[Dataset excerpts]
####
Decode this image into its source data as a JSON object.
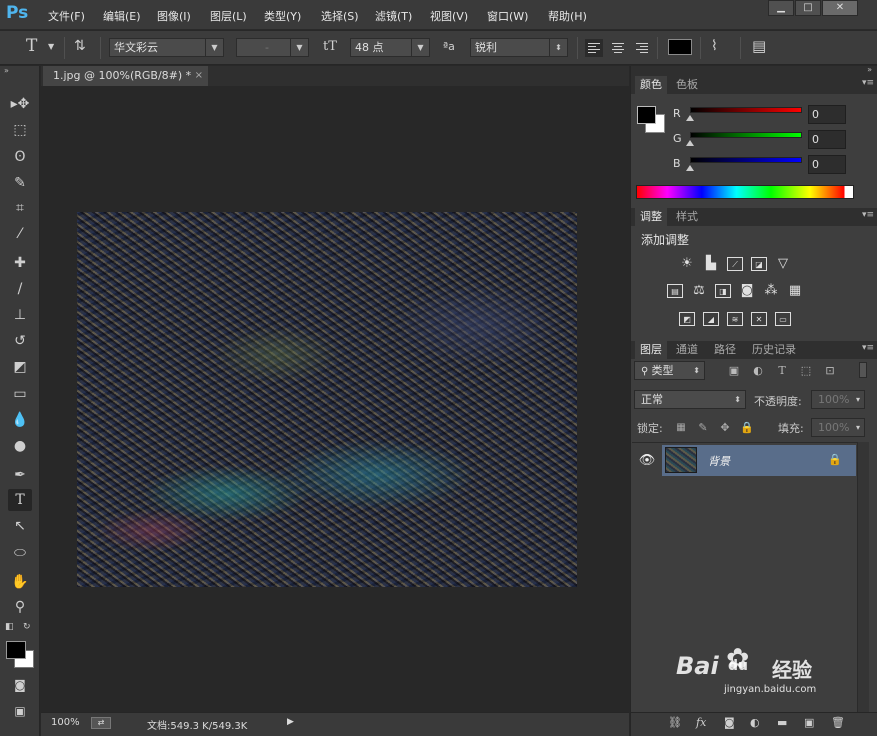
{
  "app": {
    "logo": "Ps"
  },
  "menu": {
    "items": [
      "文件(F)",
      "编辑(E)",
      "图像(I)",
      "图层(L)",
      "类型(Y)",
      "选择(S)",
      "滤镜(T)",
      "视图(V)",
      "窗口(W)",
      "帮助(H)"
    ]
  },
  "window_controls": {
    "minimize": "▁",
    "maximize": "□",
    "close": "✕"
  },
  "options": {
    "tool_glyph": "T",
    "font_family": "华文彩云",
    "font_style": "-",
    "size_glyph": "tT",
    "font_size": "48 点",
    "aa_glyph": "ªa",
    "antialias": "锐利",
    "text_color": "#000000"
  },
  "document": {
    "tab_title": "1.jpg @ 100%(RGB/8#) *",
    "tab_close": "×",
    "zoom": "100%",
    "doc_info": "文档:549.3 K/549.3K"
  },
  "color_panel": {
    "tabs": [
      "颜色",
      "色板"
    ],
    "channels": [
      {
        "label": "R",
        "value": "0",
        "color": "#ff0000"
      },
      {
        "label": "G",
        "value": "0",
        "color": "#00ff00"
      },
      {
        "label": "B",
        "value": "0",
        "color": "#0000ff"
      }
    ],
    "foreground": "#000000",
    "background": "#ffffff"
  },
  "adjustments_panel": {
    "tabs": [
      "调整",
      "样式"
    ],
    "title": "添加调整"
  },
  "layers_panel": {
    "tabs": [
      "图层",
      "通道",
      "路径",
      "历史记录"
    ],
    "filter_kind": "类型",
    "blend_mode": "正常",
    "opacity_label": "不透明度:",
    "opacity_value": "100%",
    "lock_label": "锁定:",
    "fill_label": "填充:",
    "fill_value": "100%",
    "layers": [
      {
        "name": "背景",
        "visible": true,
        "locked": true
      }
    ]
  },
  "watermark": {
    "brand": "Bai",
    "paw": "du",
    "cn": "经验",
    "url": "jingyan.baidu.com"
  }
}
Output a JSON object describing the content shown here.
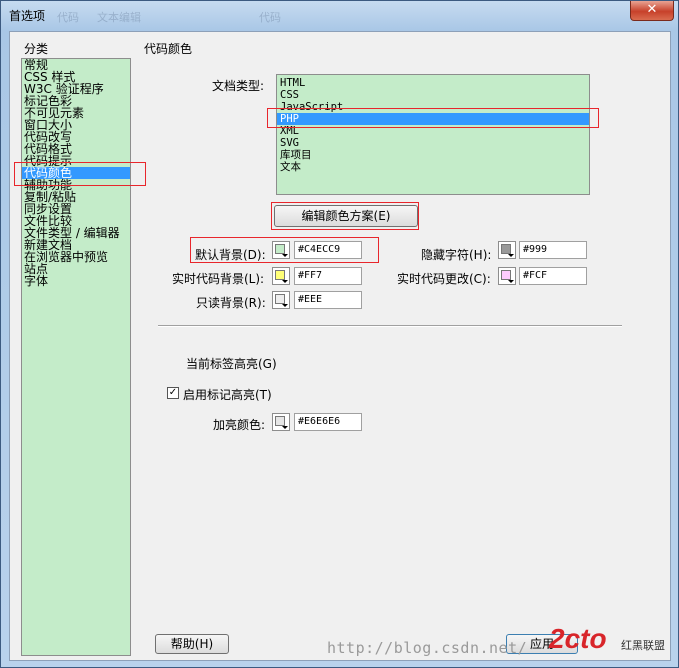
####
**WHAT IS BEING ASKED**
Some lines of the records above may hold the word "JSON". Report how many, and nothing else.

**TASK OUTPUT**
2